Medicaid health homes is a new optional benefit for high-need, high-cost beneficiaries with chronic physical conditions or serious mental illness, authorized in Section 2703 of the Affordable Care Act. Distinctive features of the model include the elevated importance placed on integrating physical health care with behavioral/mental health care and on linking enrollees to social services and other community supports. The Urban Institute is conducting the 5-year long-term evaluation for the DHHS Assistant Secretary of Planning and Evaluation. This initial report examines the context, design, and initial implementation challenges and successes of six programs in Missouri, Rhode Island, New York, and Oregon, the first four states with approved programs.
An Estimated $84.9 Billion In Uncompensated Care Was Provided In 2013; ACA Payment Cuts Could Challenge Providers (Article)

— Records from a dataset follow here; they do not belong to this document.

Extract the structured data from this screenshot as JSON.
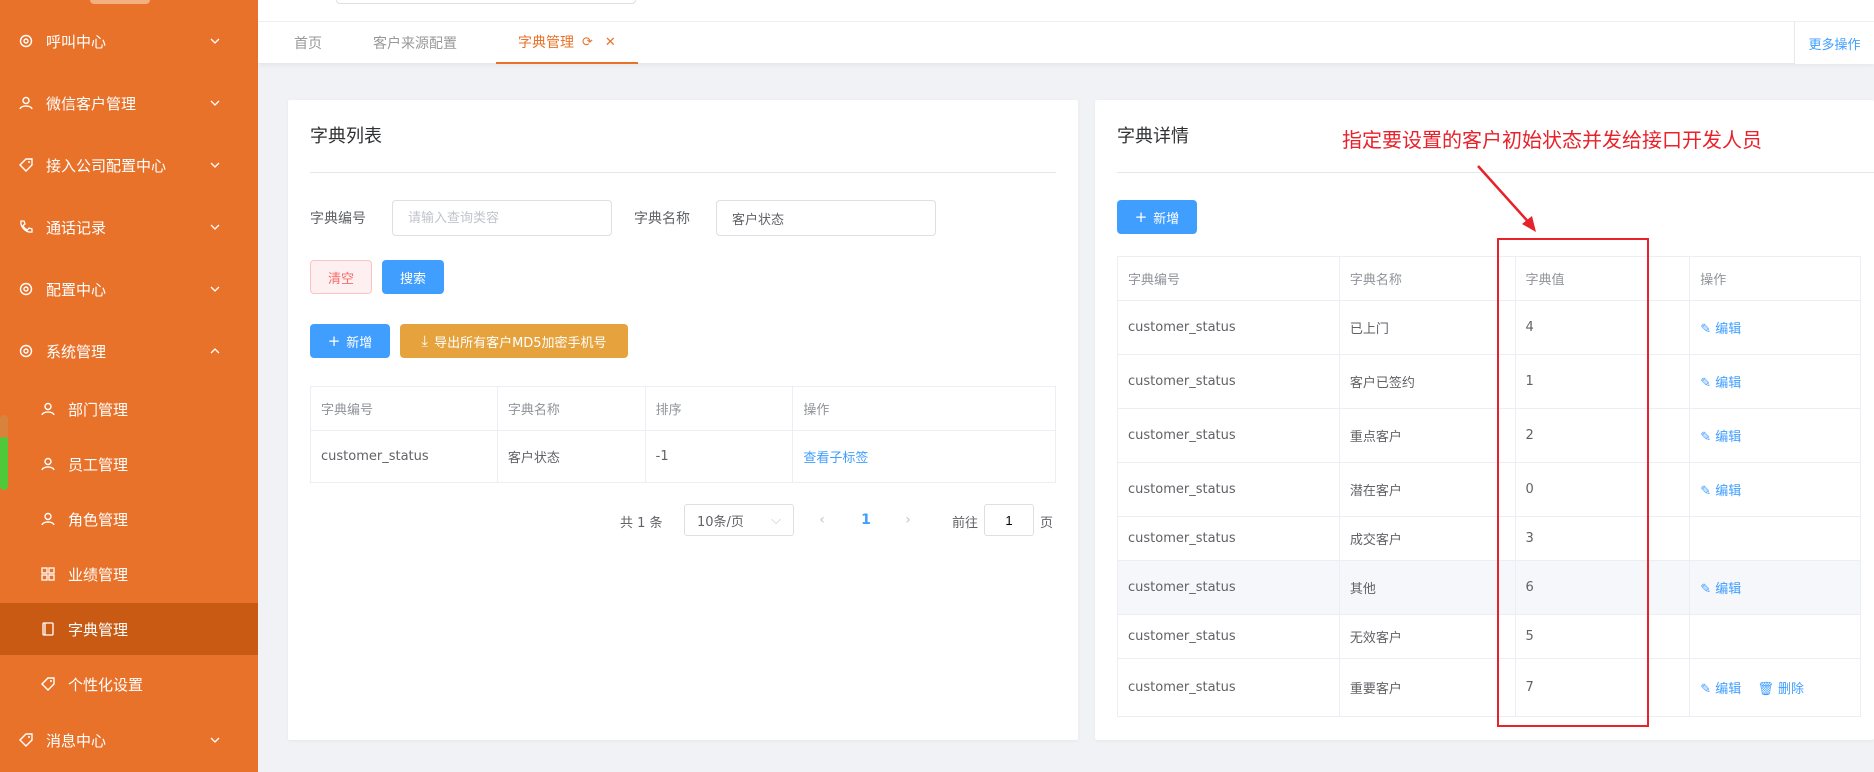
{
  "sidebar": {
    "menus": [
      {
        "label": "呼叫中心",
        "icon": "gear-icon"
      },
      {
        "label": "微信客户管理",
        "icon": "user-icon"
      },
      {
        "label": "接入公司配置中心",
        "icon": "tag-icon"
      },
      {
        "label": "通话记录",
        "icon": "phone-icon"
      },
      {
        "label": "配置中心",
        "icon": "gear-icon"
      },
      {
        "label": "系统管理",
        "icon": "gear-icon"
      }
    ],
    "sub_items": [
      {
        "label": "部门管理",
        "icon": "user-icon"
      },
      {
        "label": "员工管理",
        "icon": "user-icon"
      },
      {
        "label": "角色管理",
        "icon": "user-icon"
      },
      {
        "label": "业绩管理",
        "icon": "grid-icon"
      },
      {
        "label": "字典管理",
        "icon": "book-icon"
      },
      {
        "label": "个性化设置",
        "icon": "tag-icon"
      }
    ],
    "bottom_menu": {
      "label": "消息中心",
      "icon": "tag-icon"
    }
  },
  "tabs": {
    "home": "首页",
    "source": "客户来源配置",
    "active": "字典管理",
    "more": "更多操作"
  },
  "left_card": {
    "title": "字典列表",
    "code_label": "字典编号",
    "code_placeholder": "请输入查询类容",
    "name_label": "字典名称",
    "name_value": "客户状态",
    "clear_btn": "清空",
    "search_btn": "搜索",
    "add_btn": "新增",
    "export_btn": "导出所有客户MD5加密手机号",
    "table": {
      "headers": [
        "字典编号",
        "字典名称",
        "排序",
        "操作"
      ],
      "rows": [
        {
          "code": "customer_status",
          "name": "客户状态",
          "sort": "-1",
          "op": "查看子标签"
        }
      ]
    },
    "pager": {
      "total": "共 1 条",
      "size": "10条/页",
      "page": "1",
      "goto": "前往",
      "goto_value": "1",
      "page_suffix": "页"
    }
  },
  "right_card": {
    "title": "字典详情",
    "add_btn": "新增",
    "annotation": "指定要设置的客户初始状态并发给接口开发人员",
    "table": {
      "headers": [
        "字典编号",
        "字典名称",
        "字典值",
        "操作"
      ],
      "rows": [
        {
          "code": "customer_status",
          "name": "已上门",
          "value": "4",
          "edit": "编辑",
          "delete": ""
        },
        {
          "code": "customer_status",
          "name": "客户已签约",
          "value": "1",
          "edit": "编辑",
          "delete": ""
        },
        {
          "code": "customer_status",
          "name": "重点客户",
          "value": "2",
          "edit": "编辑",
          "delete": ""
        },
        {
          "code": "customer_status",
          "name": "潜在客户",
          "value": "0",
          "edit": "编辑",
          "delete": ""
        },
        {
          "code": "customer_status",
          "name": "成交客户",
          "value": "3",
          "edit": "",
          "delete": ""
        },
        {
          "code": "customer_status",
          "name": "其他",
          "value": "6",
          "edit": "编辑",
          "delete": ""
        },
        {
          "code": "customer_status",
          "name": "无效客户",
          "value": "5",
          "edit": "",
          "delete": ""
        },
        {
          "code": "customer_status",
          "name": "重要客户",
          "value": "7",
          "edit": "编辑",
          "delete": "删除"
        }
      ]
    }
  },
  "colors": {
    "sidebar_bg": "#e8722a",
    "sidebar_active": "#c85a14",
    "primary": "#409eff",
    "warning": "#e6a23c",
    "annotation": "#e8212a"
  }
}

|Posted to Web: May 19, 2014||Publication Date: December 01, 2012|
Millions of uninsured people use health care services every year. We estimated providers' uncompensated care costs in 2013 to be between $74.9 billion and $84.9 billion. In the aggregate, at least 65 percent of providers' uncompensated care costs were offset by government payments designed to cover the costs. Medicaid and Medicare were the largest sources of such government payments, providing $13.5 billion and $8.0 billion, respectively. Anticipating fewer uninsured people and lower levels of uncompensated care, the Affordable Care Act reduces certain Medicare and Medicaid payments. Such cuts in government funding of uncompensated care could pose challenges to some providers, particularly in states that have not adopted the Medicaid expansion or where implementation of health care reform is proceeding slowly.
Placing Diagnosis Errors on the Policy Agenda (Policy Briefs/Timely Analysis of Health Policy Issues)
|Posted to Web: May 07, 2014||Publication Date: May 06, 2014|
Between 5 and 15 percent of health care encounters result in a diagnosis error. While misdiagnoses and missed diagnoses can have devastating effects on patients and even result in death, the issue does not receive much attention from health care providers and policy leaders as the major quality and safety issue that it deserves to be. A new brief from the Urban Institute explores the different reasons for diagnosis errors, the challenges of measuring them, and fruitful approaches to reducing their prevalence and harm to patients. The brief offers recommendations for policy-makers on how they can place the issue on the policy agenda.
|Posted to Web: April 24, 2014||Publication Date: April 24, 2014|